We grow older, we work longer, and by 2025, 40 percent of the work force will be made up of 50- to 65-year olds who are about to lose their parents. Every year in Austria alone, roughly 12,000 persons die while still employed, leaving behind grieving relatives and grieving colleagues. And yet bereavement is still considered an essentially individual affair whose place is the private realm but which should not be bothered with in public, let alone in the workplace. But an ageing society makes us think about death even harder. So it is time for politics to address the grief issue – not only because it is the right thing to do but also because avoiding it will cost a lot of money due to absenteeism, presentism, and psychological illnesses as a consequence of suppressed grief.

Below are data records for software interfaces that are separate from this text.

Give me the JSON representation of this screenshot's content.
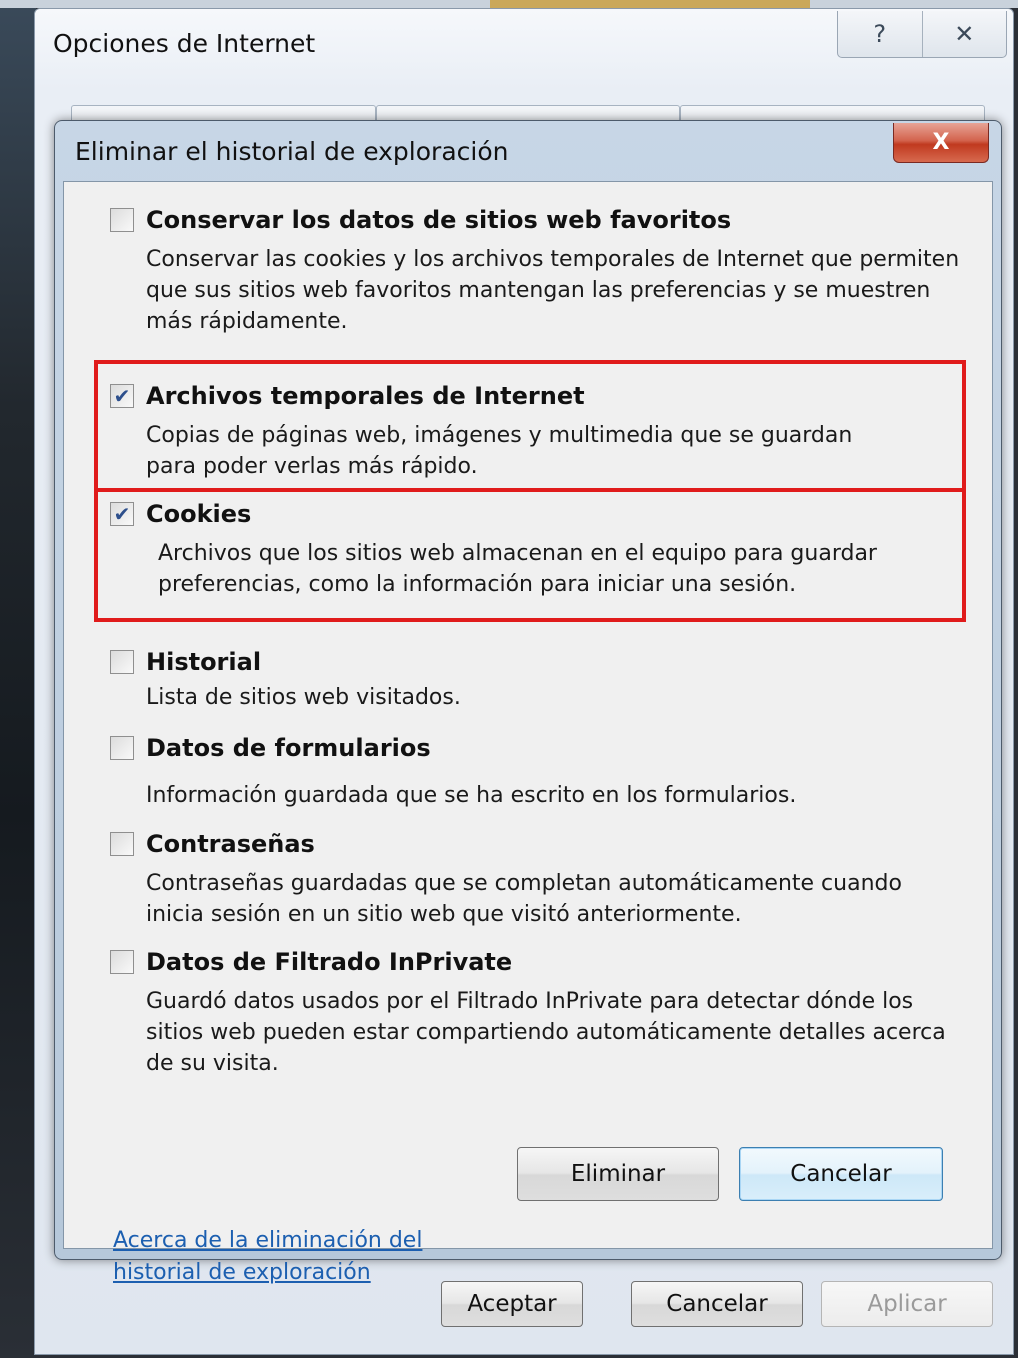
{
  "outer_dialog": {
    "title": "Opciones de Internet",
    "help_button": "?",
    "close_button": "✕",
    "buttons": {
      "ok": "Aceptar",
      "cancel": "Cancelar",
      "apply": "Aplicar"
    }
  },
  "modal": {
    "title": "Eliminar el historial de exploración",
    "close_button": "X",
    "options": [
      {
        "label": "Conservar los datos de sitios web favoritos",
        "checked": false,
        "description": "Conservar las cookies y los archivos temporales de Internet que permiten que sus sitios web favoritos mantengan las preferencias y se muestren más rápidamente."
      },
      {
        "label": "Archivos temporales de Internet",
        "checked": true,
        "description": "Copias de páginas web, imágenes y multimedia que se guardan para poder verlas más rápido."
      },
      {
        "label": "Cookies",
        "checked": true,
        "description": "Archivos que los sitios web almacenan en el equipo para guardar preferencias, como la información para iniciar una sesión."
      },
      {
        "label": "Historial",
        "checked": false,
        "description": "Lista de sitios web visitados."
      },
      {
        "label": "Datos de formularios",
        "checked": false,
        "description": "Información guardada que se ha escrito en los formularios."
      },
      {
        "label": "Contraseñas",
        "checked": false,
        "description": "Contraseñas guardadas que se completan automáticamente cuando inicia sesión en un sitio web que visitó anteriormente."
      },
      {
        "label": "Datos de Filtrado InPrivate",
        "checked": false,
        "description": "Guardó datos usados por el Filtrado InPrivate para detectar dónde los sitios web pueden estar compartiendo automáticamente detalles acerca de su visita."
      }
    ],
    "link": "Acerca de la eliminación del historial de exploración",
    "buttons": {
      "delete": "Eliminar",
      "cancel": "Cancelar"
    }
  },
  "colors": {
    "highlight": "#e01b1b",
    "link": "#1c5fb0",
    "checkmark": "#2d4f8c"
  }
}
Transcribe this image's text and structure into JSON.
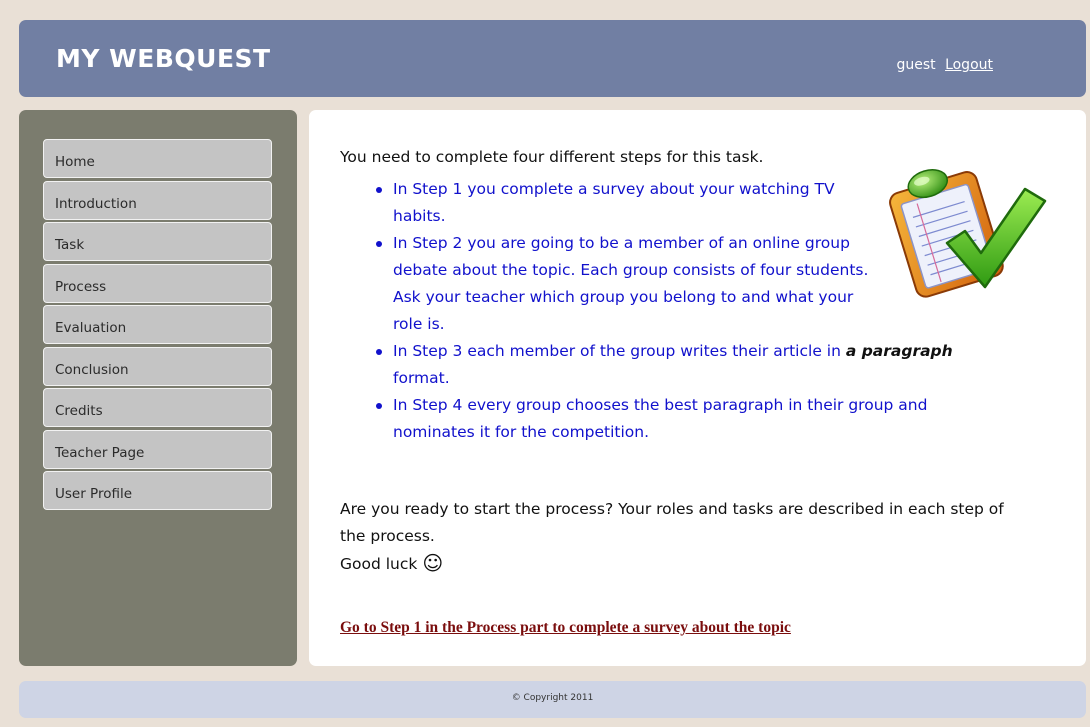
{
  "header": {
    "site_title": "MY WEBQUEST",
    "username": "guest",
    "logout_label": "Logout"
  },
  "sidebar": {
    "items": [
      {
        "label": "Home"
      },
      {
        "label": "Introduction"
      },
      {
        "label": "Task"
      },
      {
        "label": "Process"
      },
      {
        "label": "Evaluation"
      },
      {
        "label": "Conclusion"
      },
      {
        "label": "Credits"
      },
      {
        "label": "Teacher Page"
      },
      {
        "label": "User Profile"
      }
    ]
  },
  "content": {
    "intro": "You need to complete four different steps for this task.",
    "steps": [
      {
        "before": "In Step 1 you complete a survey about your watching TV habits.",
        "emphasis": "",
        "after": ""
      },
      {
        "before": "In Step 2 you are going to be a member of an online group debate about the topic. Each group consists of four students. Ask your teacher which group you belong to and what your role is.",
        "emphasis": "",
        "after": ""
      },
      {
        "before": "In Step 3 each member of the group writes their article in ",
        "emphasis": "a paragraph",
        "after": " format."
      },
      {
        "before": "In Step 4 every group chooses the best paragraph in their group and nominates it for the competition.",
        "emphasis": "",
        "after": ""
      }
    ],
    "ready_text": "Are you ready to start the process? Your roles and tasks are described in each step of the process.",
    "good_luck": "Good luck",
    "smiley": "☺",
    "cta_link": "Go to Step 1 in the Process part to complete a survey about the topic",
    "image_icon": "clipboard-checkmark-icon"
  },
  "footer": {
    "copyright": "© Copyright 2011"
  },
  "colors": {
    "header_bg": "#717fa3",
    "sidebar_bg": "#7b7c6e",
    "page_bg": "#e9e0d6",
    "step_text": "#1111cc",
    "cta_link": "#7a0d0d",
    "footer_bg": "#ced4e5"
  }
}
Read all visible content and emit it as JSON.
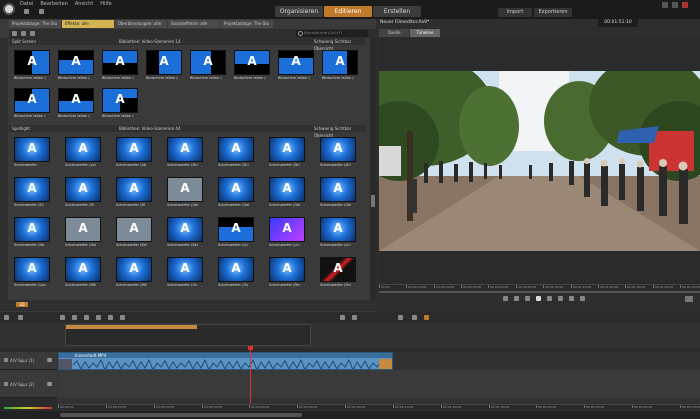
{
  "app": {
    "menu": [
      "Datei",
      "Bearbeiten",
      "Ansicht",
      "Hilfe"
    ],
    "main_tabs": [
      {
        "label": "Organisieren",
        "active": false
      },
      {
        "label": "Editieren",
        "active": true
      },
      {
        "label": "Erstellen",
        "active": false
      }
    ],
    "import_label": "Import",
    "export_label": "Exportieren"
  },
  "library": {
    "tabs": [
      {
        "label": "Projektablage: The Stu",
        "active": false
      },
      {
        "label": "Effekte: alle",
        "active": true
      },
      {
        "label": "Überblendungen: alle",
        "active": false
      },
      {
        "label": "Soundeffekte: alle",
        "active": false
      },
      {
        "label": "Projektablage: The Stu",
        "active": false
      }
    ],
    "search_placeholder": "Schnellsuche (Ctrl+F)",
    "sections": [
      {
        "title": "Split Screen",
        "info": "Bibliothek: Video-Szenerien 14",
        "sort": "Schwierig Sichtbar Übersicht",
        "items": [
          {
            "label": "Bildschirm teilen (",
            "kind": "split1"
          },
          {
            "label": "Bildschirm teilen (",
            "kind": "split2"
          },
          {
            "label": "Bildschirm teilen (",
            "kind": "split3"
          },
          {
            "label": "Bildschirm teilen (",
            "kind": "split4"
          },
          {
            "label": "Bildschirm teilen (",
            "kind": "split5"
          },
          {
            "label": "Bildschirm teilen (",
            "kind": "split6"
          },
          {
            "label": "Bildschirm teilen (",
            "kind": "split7"
          },
          {
            "label": "Bildschirm teilen (",
            "kind": "split8"
          },
          {
            "label": "Bildschirm teilen (",
            "kind": "split9"
          },
          {
            "label": "Bildschirm teilen (",
            "kind": "split10"
          },
          {
            "label": "Bildschirm teilen (",
            "kind": "split11"
          }
        ]
      },
      {
        "title": "Spotlight",
        "info": "Bibliothek: Video-Szenerien 44",
        "sort": "Schwierig Sichtbar Übersicht",
        "items": [
          {
            "label": "Scheinwerfer",
            "kind": "spot"
          },
          {
            "label": "Scheinwerfer (vol",
            "kind": "spot"
          },
          {
            "label": "Scheinwerfer (Ab",
            "kind": "spot"
          },
          {
            "label": "Scheinwerfer (Dri",
            "kind": "spot"
          },
          {
            "label": "Scheinwerfer (Dri",
            "kind": "spot"
          },
          {
            "label": "Scheinwerfer (Dri",
            "kind": "spot"
          },
          {
            "label": "Scheinwerfer (Dri",
            "kind": "spot"
          },
          {
            "label": "Scheinwerfer (Eli",
            "kind": "spot"
          },
          {
            "label": "Scheinwerfer (Fil",
            "kind": "spot"
          },
          {
            "label": "Scheinwerfer (Fil",
            "kind": "spot"
          },
          {
            "label": "Scheinwerfer (Gel",
            "kind": "grey"
          },
          {
            "label": "Scheinwerfer (Gel",
            "kind": "spot"
          },
          {
            "label": "Scheinwerfer (Gel",
            "kind": "spot"
          },
          {
            "label": "Scheinwerfer (Gel",
            "kind": "spot"
          },
          {
            "label": "Scheinwerfer (Ho",
            "kind": "spot"
          },
          {
            "label": "Scheinwerfer (Hol",
            "kind": "grey"
          },
          {
            "label": "Scheinwerfer (Kei",
            "kind": "grey"
          },
          {
            "label": "Scheinwerfer (Kei",
            "kind": "spot"
          },
          {
            "label": "Scheinwerfer (Lic",
            "kind": "split2"
          },
          {
            "label": "Scheinwerfer (Lin",
            "kind": "purple"
          },
          {
            "label": "Scheinwerfer (Lin",
            "kind": "spot"
          },
          {
            "label": "Scheinwerfer (Lon",
            "kind": "spot"
          },
          {
            "label": "Scheinwerfer (Mit",
            "kind": "spot"
          },
          {
            "label": "Scheinwerfer (Mit",
            "kind": "spot"
          },
          {
            "label": "Scheinwerfer (Ov",
            "kind": "spot"
          },
          {
            "label": "Scheinwerfer (Ov",
            "kind": "spot"
          },
          {
            "label": "Scheinwerfer (Par",
            "kind": "spot"
          },
          {
            "label": "Scheinwerfer (Pol",
            "kind": "red"
          }
        ]
      }
    ],
    "status_value": "3D"
  },
  "preview": {
    "title": "Neuer Filmeditor.Ax9*",
    "tabs": [
      {
        "label": "Quelle",
        "active": false
      },
      {
        "label": "Timeline",
        "active": true
      }
    ],
    "timecode": "00:01:51:10",
    "ruler_labels": [
      "00:00",
      "00:00:10:00",
      "00:00:20:00",
      "00:00:30:00",
      "00:00:40:00",
      "00:00:50:00",
      "00:01:00:00",
      "00:01:10:00",
      "00:01:20:00",
      "00:01:30:00",
      "00:01:40:00",
      "00:01:50:00"
    ]
  },
  "timeline": {
    "tracks": [
      {
        "name": "A/V Spur (1)"
      },
      {
        "name": "A/V Spur (2)"
      }
    ],
    "clip_label": "Innenstadt.MP4",
    "ruler_labels": [
      "00:00:00",
      "00:00:10:00",
      "00:00:20:00",
      "00:00:30:00",
      "00:00:40:00",
      "00:00:50:00",
      "00:01:00:00",
      "00:01:10:00",
      "00:01:20:00",
      "00:01:30:00",
      "00:01:40:00",
      "00:01:50:00",
      "00:02:00:00",
      "00:02:10:00"
    ]
  }
}
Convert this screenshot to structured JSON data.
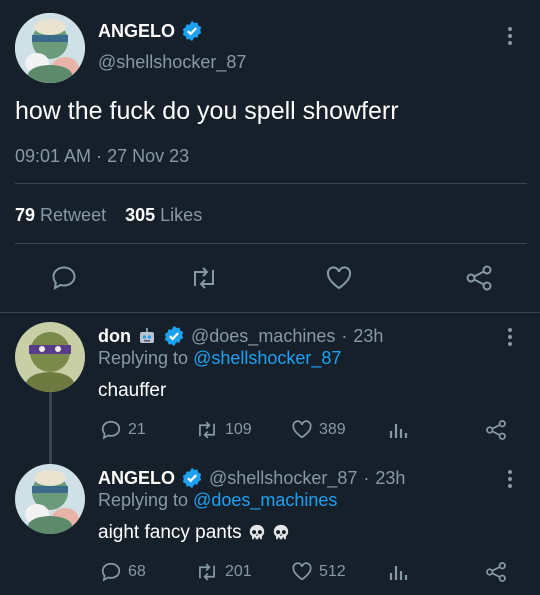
{
  "main_tweet": {
    "display_name": "ANGELO",
    "handle": "@shellshocker_87",
    "text": "how the fuck do you spell showferr",
    "time": "09:01 AM",
    "sep": "·",
    "date": "27 Nov 23",
    "retweet_count": "79",
    "retweet_label": "Retweet",
    "likes_count": "305",
    "likes_label": "Likes"
  },
  "replies": [
    {
      "display_name": "don",
      "handle": "@does_machines",
      "sep": "·",
      "time": "23h",
      "replying_prefix": "Replying to",
      "replying_to": "@shellshocker_87",
      "text": "chauffer",
      "replies": "21",
      "retweets": "109",
      "likes": "389"
    },
    {
      "display_name": "ANGELO",
      "handle": "@shellshocker_87",
      "sep": "·",
      "time": "23h",
      "replying_prefix": "Replying to",
      "replying_to": "@does_machines",
      "text": "aight fancy pants",
      "replies": "68",
      "retweets": "201",
      "likes": "512"
    }
  ],
  "colors": {
    "background": "#15202b",
    "muted": "#8899a6",
    "link": "#1da1f2",
    "divider": "#38444d"
  }
}
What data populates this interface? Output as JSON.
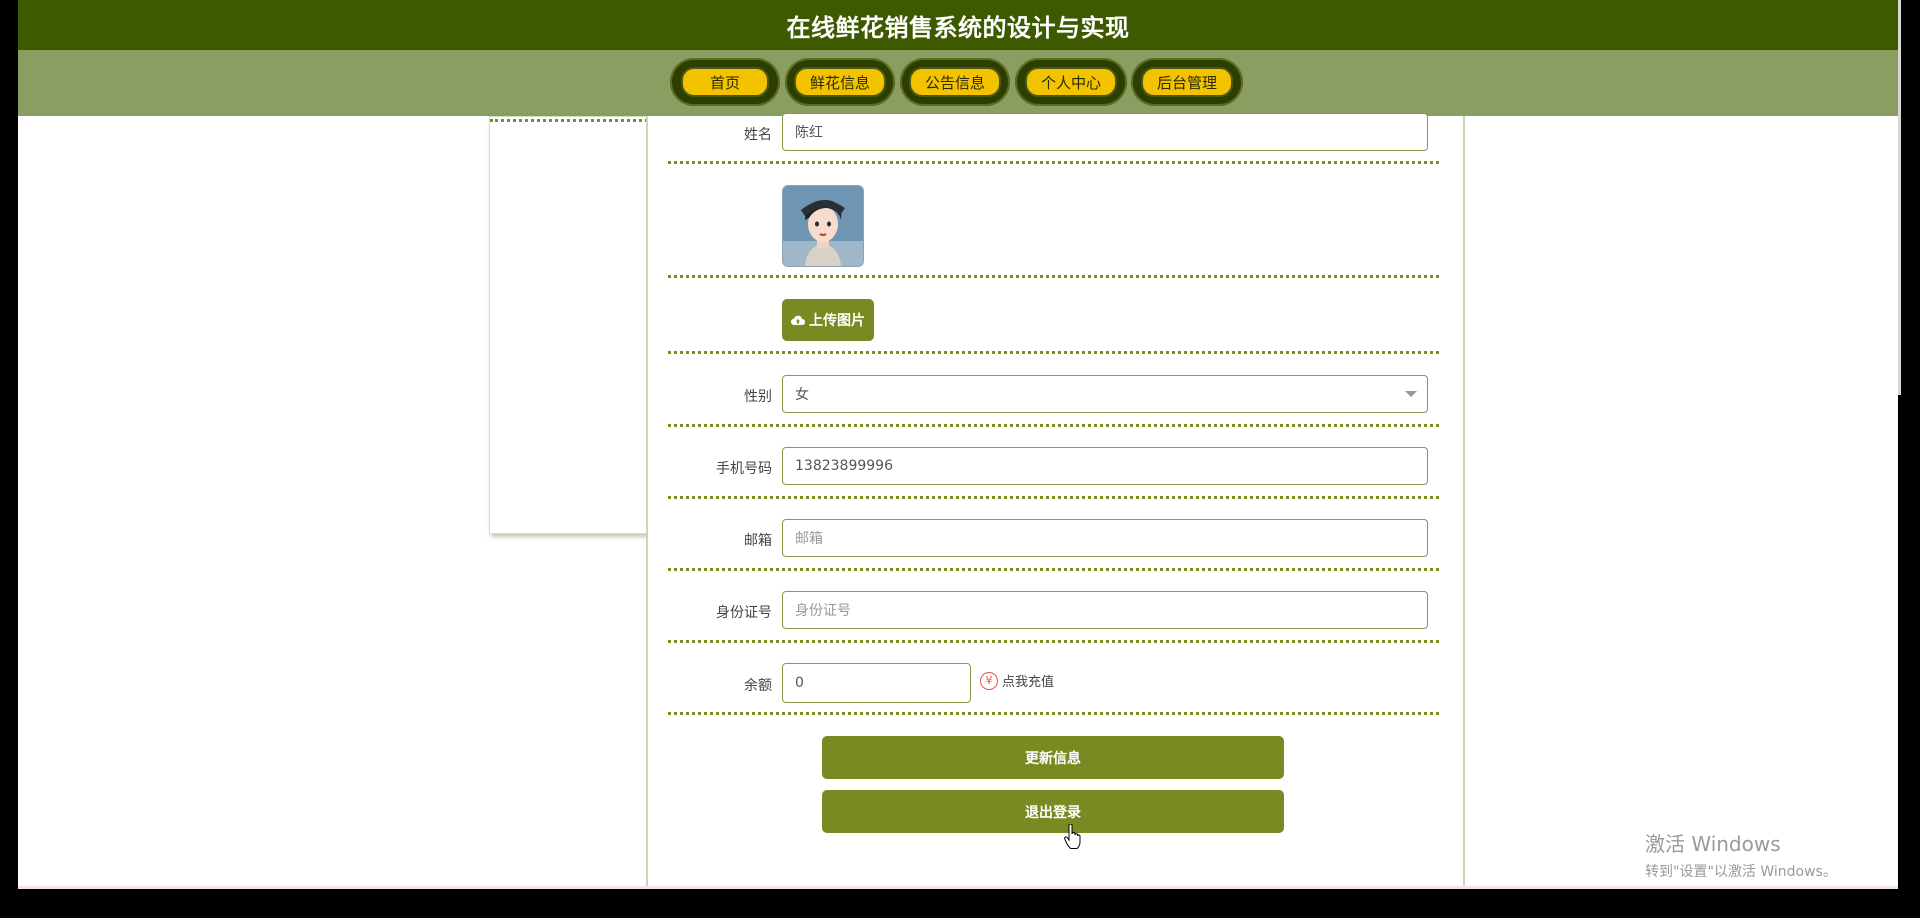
{
  "header": {
    "title": "在线鲜花销售系统的设计与实现"
  },
  "nav": {
    "items": [
      {
        "label": "首页"
      },
      {
        "label": "鲜花信息"
      },
      {
        "label": "公告信息"
      },
      {
        "label": "个人中心"
      },
      {
        "label": "后台管理"
      }
    ]
  },
  "form": {
    "name_label": "姓名",
    "name_value": "陈红",
    "upload_label": "上传图片",
    "gender_label": "性别",
    "gender_value": "女",
    "phone_label": "手机号码",
    "phone_value": "13823899996",
    "email_label": "邮箱",
    "email_placeholder": "邮箱",
    "idcard_label": "身份证号",
    "idcard_placeholder": "身份证号",
    "balance_label": "余额",
    "balance_value": "0",
    "recharge_label": "点我充值"
  },
  "actions": {
    "update_label": "更新信息",
    "logout_label": "退出登录"
  },
  "watermark": {
    "line1": "激活 Windows",
    "line2": "转到\"设置\"以激活 Windows。"
  },
  "colors": {
    "title_bg": "#3e5a00",
    "nav_bg": "#8a9e62",
    "accent": "#7a8a22",
    "nav_pill": "#f3c300"
  },
  "icons": {
    "upload": "cloud-upload-icon",
    "recharge": "yen-icon",
    "cursor": "hand-pointer-icon"
  }
}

It is the aim of the research we're conducting to bridge the gap between theory and political practice, making available a survey of select national grief-related policies and proposing legislative measures in order to deal with grief and bereavement not only, but specifically in professional environments. Law defines norms. What is codified by law, becomes normal. So implementing grief in legislation is our best chance to acknowledge it as a normal part of life, not as some exotic illness.
Economic and Demographic Perspectives on Aging
Paper Presentation in a Themed Session
Gesellschafter, Rundumberatung OG
Born 1970. Political scientist, historian, mediator. Deals, among other things, with grief and death in the workplace and strategic communication. Has been, among other things, journalist, provenance researcher, parliamentary advisor. Scientific work includes the participation of Austrian policemen in the holocaust in Eastern Galicia, the rehabilitation of Austrian Wehrmacht deserters, the application of grief theory in mediation. Teaches at Lauder Business School.
Gesellschafterin, Rundumberatung OG, Austria